** Opening Exercise data block **

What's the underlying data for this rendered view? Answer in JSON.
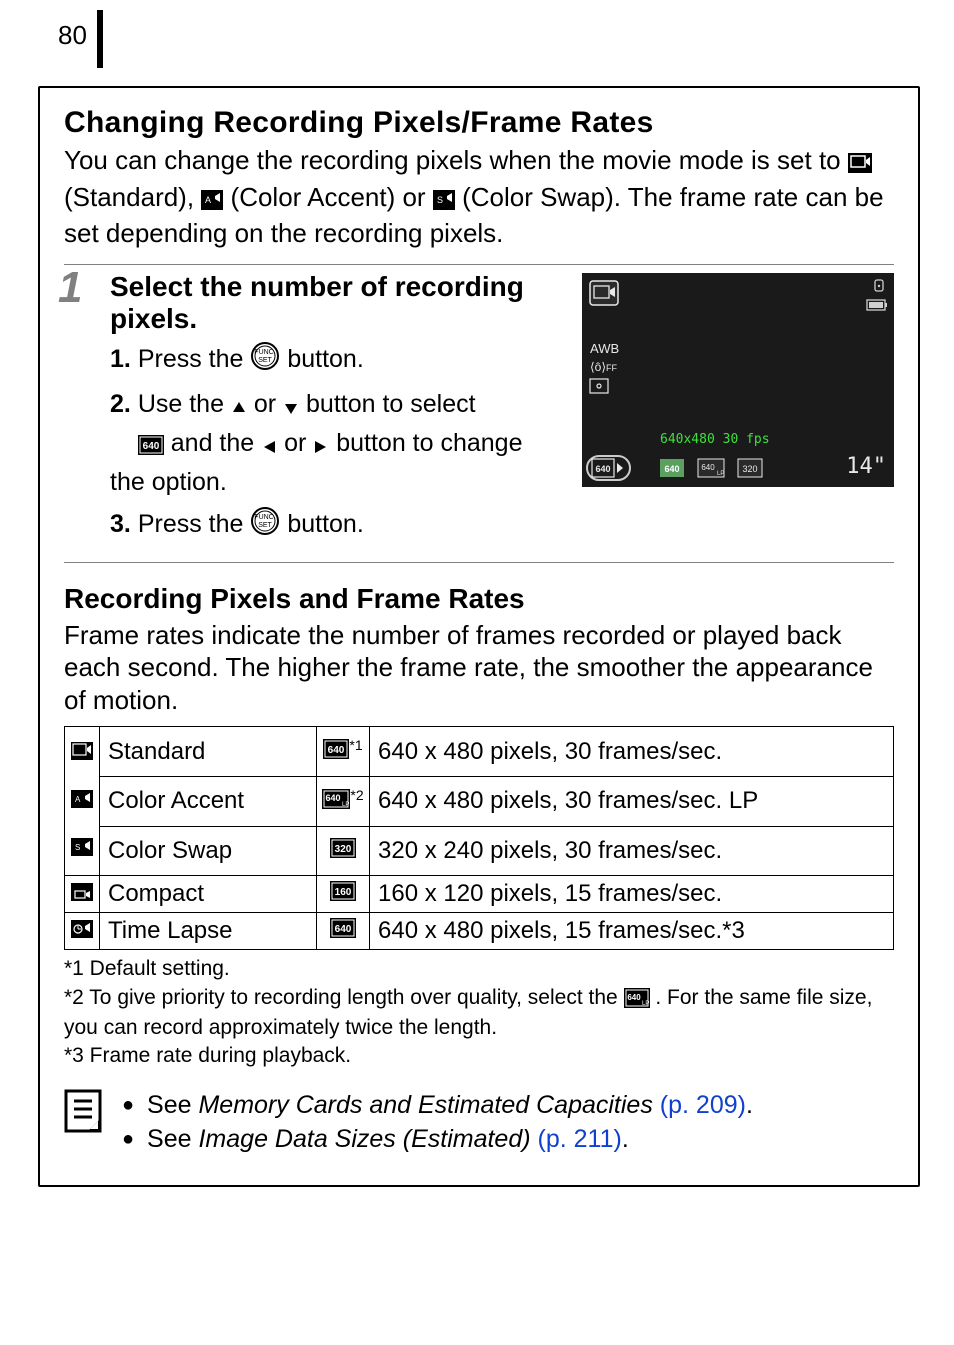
{
  "page_number": "80",
  "section1": {
    "title": "Changing Recording Pixels/Frame Rates",
    "intro_pre": "You can change the recording pixels when the movie mode is set to ",
    "intro_standard": " (Standard), ",
    "intro_accent": " (Color Accent) or ",
    "intro_swap": " (Color Swap). The frame rate can be set depending on the recording pixels."
  },
  "step": {
    "number": "1",
    "title": "Select the number of recording pixels.",
    "items": {
      "i1": {
        "num": "1.",
        "pre": "Press the ",
        "post": " button."
      },
      "i2": {
        "num": "2.",
        "a": "Use the ",
        "b": " or ",
        "c": " button to select ",
        "d": " and the ",
        "e": " or ",
        "f": " button to change the option."
      },
      "i3": {
        "num": "3.",
        "pre": "Press the ",
        "post": " button."
      }
    },
    "lcd": {
      "res_label": "640x480 30 fps",
      "time": "14\"",
      "sel": "640",
      "optA": "640",
      "optB": "640 LP",
      "optC": "320"
    }
  },
  "section2": {
    "title": "Recording Pixels and Frame Rates",
    "intro": "Frame rates indicate the number of frames recorded or played back each second. The higher the frame rate, the smoother the appearance of motion."
  },
  "table": {
    "rows": [
      {
        "mode": "Standard",
        "picon": "640",
        "star": "*1",
        "desc": "640 x 480 pixels, 30 frames/sec."
      },
      {
        "mode": "Color Accent",
        "picon": "640 LP",
        "star": "*2",
        "desc": "640 x 480 pixels, 30 frames/sec. LP"
      },
      {
        "mode": "Color Swap",
        "picon": "320",
        "star": "",
        "desc": "320 x 240 pixels, 30 frames/sec."
      },
      {
        "mode": "Compact",
        "picon": "160",
        "star": "",
        "desc": "160 x 120 pixels, 15 frames/sec."
      },
      {
        "mode": "Time Lapse",
        "picon": "640",
        "star": "",
        "desc": "640 x 480 pixels, 15 frames/sec.*3"
      }
    ]
  },
  "footnotes": {
    "f1": "*1 Default setting.",
    "f2a": "*2 To give priority to recording length over quality, select the ",
    "f2b": ". For the same file size, you can record approximately twice the length.",
    "f3": "*3 Frame rate during playback."
  },
  "see": {
    "s1_pre": "See ",
    "s1_it": "Memory Cards and Estimated Capacities",
    "s1_link": " (p. 209)",
    "s1_post": ".",
    "s2_pre": "See ",
    "s2_it": "Image Data Sizes (Estimated)",
    "s2_link": " (p. 211)",
    "s2_post": "."
  }
}
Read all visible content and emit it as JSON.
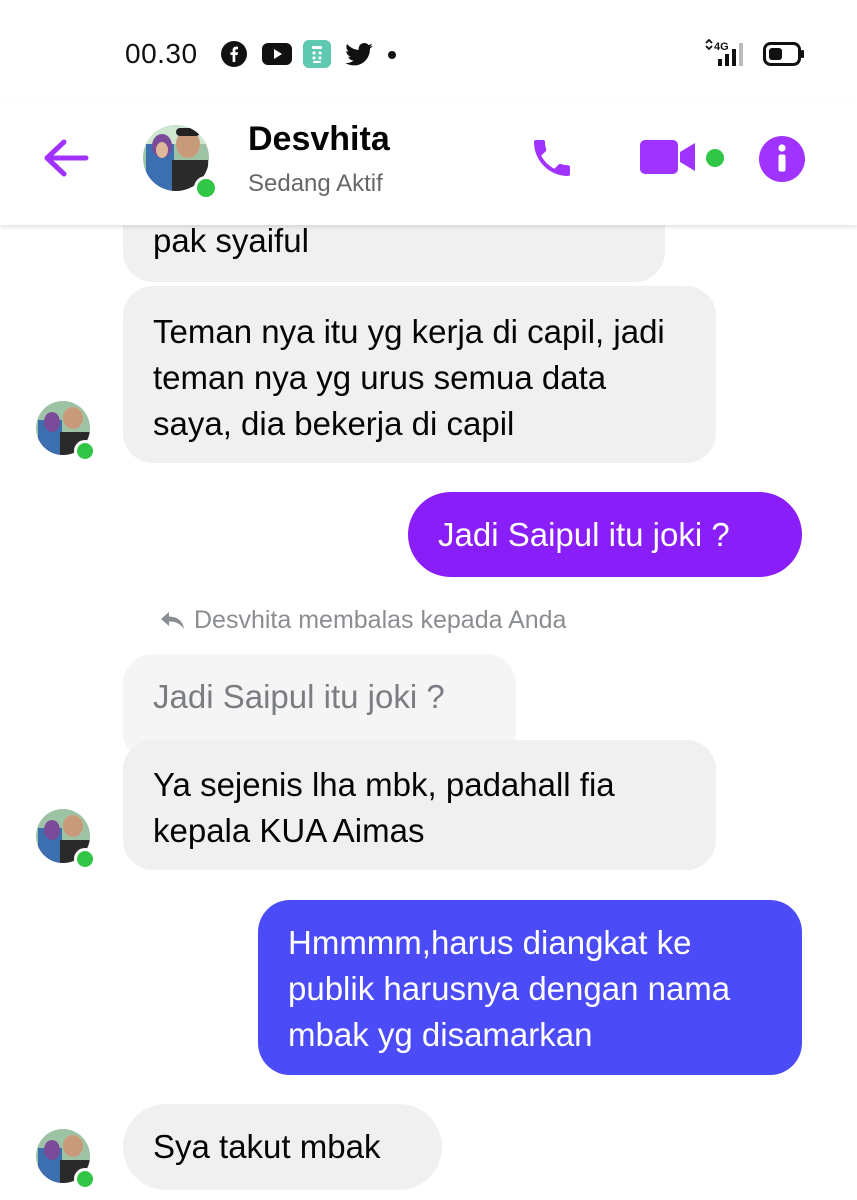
{
  "status_bar": {
    "time": "00.30",
    "network": "4G",
    "app_icons": [
      "facebook-icon",
      "youtube-icon",
      "app-icon",
      "twitter-icon"
    ]
  },
  "header": {
    "contact_name": "Desvhita",
    "contact_status": "Sedang Aktif"
  },
  "colors": {
    "accent": "#a033ff",
    "online": "#31c647",
    "incoming_bubble": "#f0f0f0",
    "outgoing_purple": "#8a1ef8",
    "outgoing_blue": "#4b4cf7"
  },
  "messages": [
    {
      "direction": "in",
      "text": "pak syaiful"
    },
    {
      "direction": "in",
      "text": "Teman nya itu yg kerja di capil, jadi teman nya yg urus semua data saya, dia bekerja di capil"
    },
    {
      "direction": "out",
      "text": "Jadi Saipul itu joki ?"
    },
    {
      "direction": "in",
      "text": "Ya sejenis lha mbk, padahall fia kepala KUA Aimas",
      "reply_label": "Desvhita membalas kepada Anda",
      "quoted_text": "Jadi Saipul itu joki ?"
    },
    {
      "direction": "out",
      "text": "Hmmmm,harus diangkat ke publik harusnya dengan nama mbak yg disamarkan"
    },
    {
      "direction": "in",
      "text": "Sya takut mbak"
    }
  ]
}
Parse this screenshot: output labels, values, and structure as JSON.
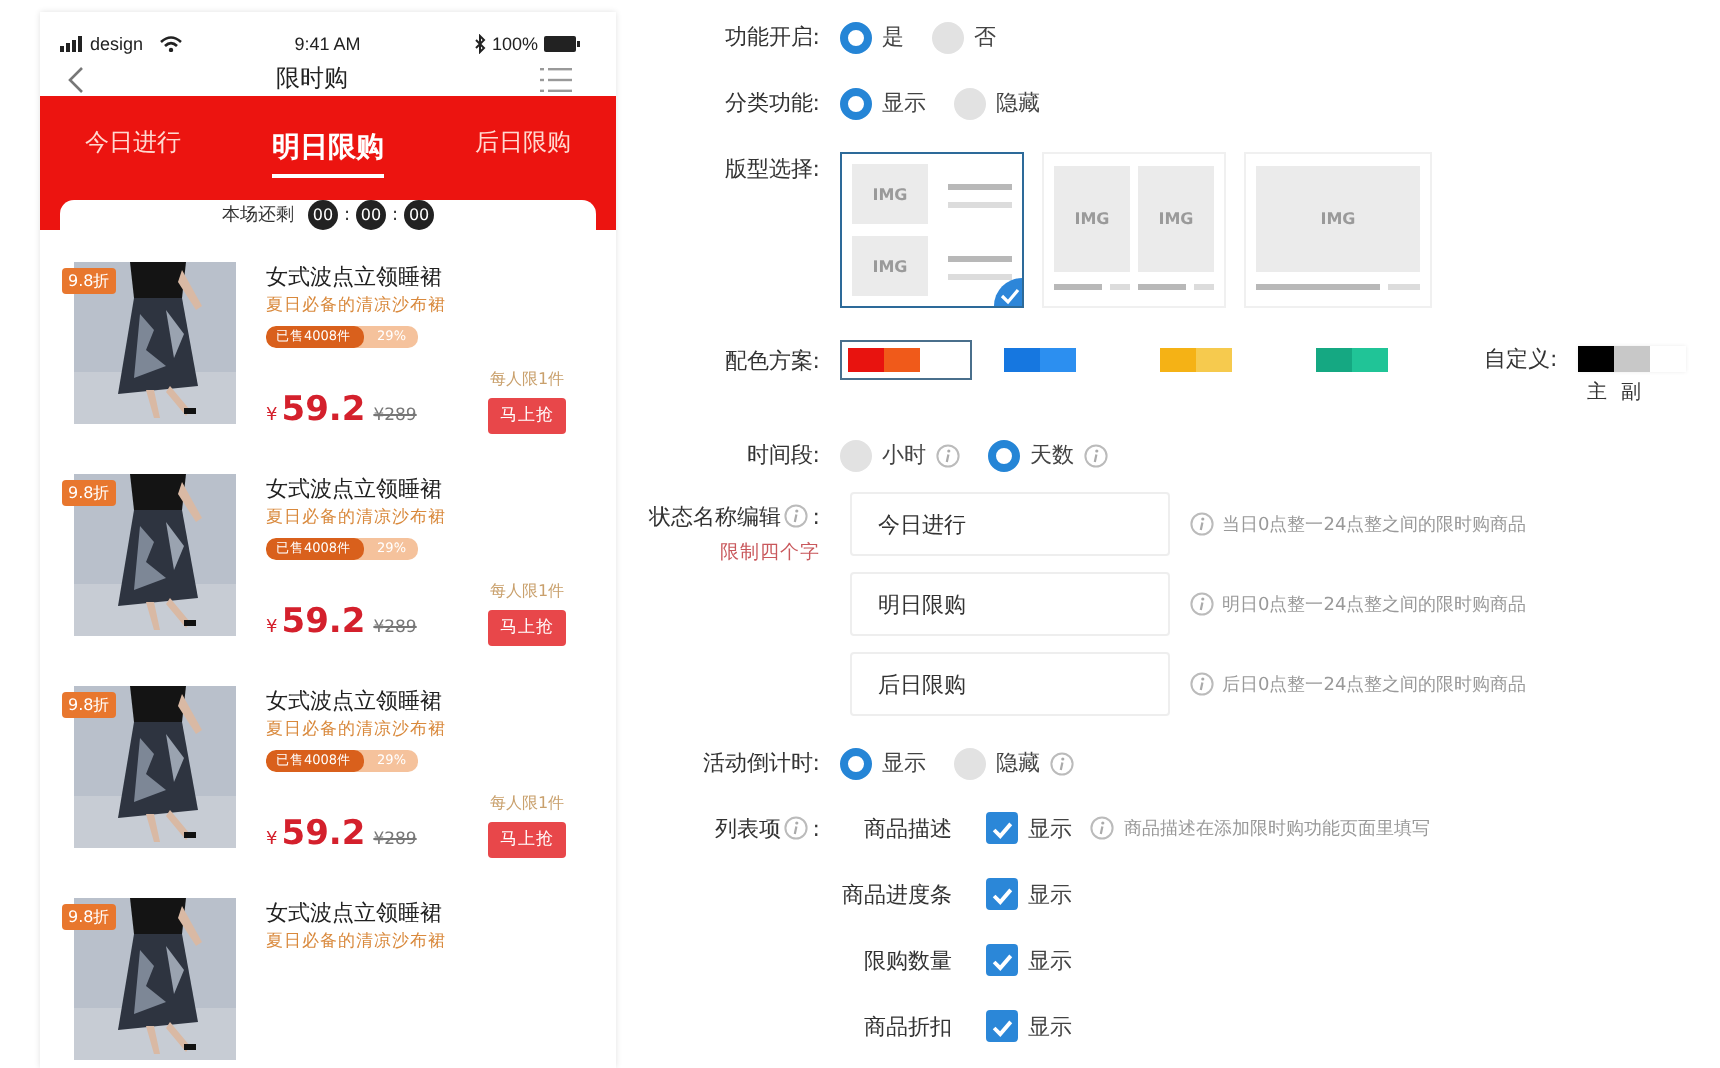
{
  "phone": {
    "status": {
      "carrier": "design",
      "time": "9:41 AM",
      "battery": "100%"
    },
    "title": "限时购",
    "tabs": [
      {
        "label": "今日进行",
        "selected": false
      },
      {
        "label": "明日限购",
        "selected": true
      },
      {
        "label": "后日限购",
        "selected": false
      }
    ],
    "countdown": {
      "label": "本场还剩",
      "digits": [
        "00",
        "00",
        "00"
      ],
      "separator": ":"
    },
    "products": [
      {
        "discount": "9.8折",
        "title": "女式波点立领睡裙",
        "subtitle": "夏日必备的清凉沙布裙",
        "sold": "已售4008件",
        "percent": "29%",
        "level": 0.65,
        "limit": "每人限1件",
        "currency": "¥",
        "price": "59.2",
        "old_price": "¥289",
        "button": "马上抢"
      },
      {
        "discount": "9.8折",
        "title": "女式波点立领睡裙",
        "subtitle": "夏日必备的清凉沙布裙",
        "sold": "已售4008件",
        "percent": "29%",
        "level": 0.65,
        "limit": "每人限1件",
        "currency": "¥",
        "price": "59.2",
        "old_price": "¥289",
        "button": "马上抢"
      },
      {
        "discount": "9.8折",
        "title": "女式波点立领睡裙",
        "subtitle": "夏日必备的清凉沙布裙",
        "sold": "已售4008件",
        "percent": "29%",
        "level": 0.65,
        "limit": "每人限1件",
        "currency": "¥",
        "price": "59.2",
        "old_price": "¥289",
        "button": "马上抢"
      },
      {
        "discount": "9.8折",
        "title": "女式波点立领睡裙",
        "subtitle": "夏日必备的清凉沙布裙"
      }
    ]
  },
  "settings": [
    {
      "kind": "radio",
      "label": "功能开启:",
      "options": [
        {
          "label": "是",
          "selected": true
        },
        {
          "label": "否",
          "selected": false
        }
      ]
    },
    {
      "kind": "radio",
      "label": "分类功能:",
      "options": [
        {
          "label": "显示",
          "selected": true
        },
        {
          "label": "隐藏",
          "selected": false
        }
      ]
    },
    {
      "kind": "layout",
      "label": "版型选择:",
      "cards": [
        {
          "kind": "list",
          "images": [
            "IMG",
            "IMG"
          ],
          "selected": true
        },
        {
          "kind": "grid",
          "images": [
            "IMG",
            "IMG"
          ],
          "selected": false
        },
        {
          "kind": "single",
          "images": [
            "IMG"
          ],
          "selected": false
        }
      ]
    },
    {
      "kind": "colors",
      "label": "配色方案:",
      "schemes": [
        {
          "swatches": [
            {
              "color": "#e8130f"
            },
            {
              "color": "#f05a1a"
            }
          ],
          "selected": true
        },
        {
          "swatches": [
            {
              "color": "#1677e0"
            },
            {
              "color": "#2c8ff0"
            }
          ],
          "selected": false
        },
        {
          "swatches": [
            {
              "color": "#f5b215"
            },
            {
              "color": "#f6ca4e"
            }
          ],
          "selected": false
        },
        {
          "swatches": [
            {
              "color": "#15a882"
            },
            {
              "color": "#20c497"
            }
          ],
          "selected": false
        }
      ],
      "custom": {
        "label": "自定义:",
        "swatches": [
          {
            "color": "#000000",
            "caption": "主"
          },
          {
            "color": "#c8c8c8",
            "caption": "副"
          }
        ]
      }
    },
    {
      "kind": "radio",
      "label": "时间段:",
      "options": [
        {
          "label": "小时",
          "selected": false,
          "info": true
        },
        {
          "label": "天数",
          "selected": true,
          "info": true
        }
      ]
    },
    {
      "kind": "names",
      "label": "状态名称编辑",
      "info": true,
      "suffix": ":",
      "note": "限制四个字",
      "inputs": [
        {
          "value": "今日进行",
          "hint": "当日0点整一24点整之间的限时购商品"
        },
        {
          "value": "明日限购",
          "hint": "明日0点整一24点整之间的限时购商品"
        },
        {
          "value": "后日限购",
          "hint": "后日0点整一24点整之间的限时购商品"
        }
      ]
    },
    {
      "kind": "radio",
      "label": "活动倒计时:",
      "options": [
        {
          "label": "显示",
          "selected": true
        },
        {
          "label": "隐藏",
          "selected": false,
          "info": true
        }
      ]
    },
    {
      "kind": "checks",
      "label": "列表项",
      "info": true,
      "suffix": ":",
      "items": [
        {
          "name": "商品描述",
          "label": "显示",
          "checked": true,
          "hint": "商品描述在添加限时购功能页面里填写"
        },
        {
          "name": "商品进度条",
          "label": "显示",
          "checked": true
        },
        {
          "name": "限购数量",
          "label": "显示",
          "checked": true
        },
        {
          "name": "商品折扣",
          "label": "显示",
          "checked": true
        }
      ]
    }
  ]
}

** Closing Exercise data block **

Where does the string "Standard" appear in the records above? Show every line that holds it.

- Written response -
    "intro_standard": " (Standard), ",
        "mode": "Standard",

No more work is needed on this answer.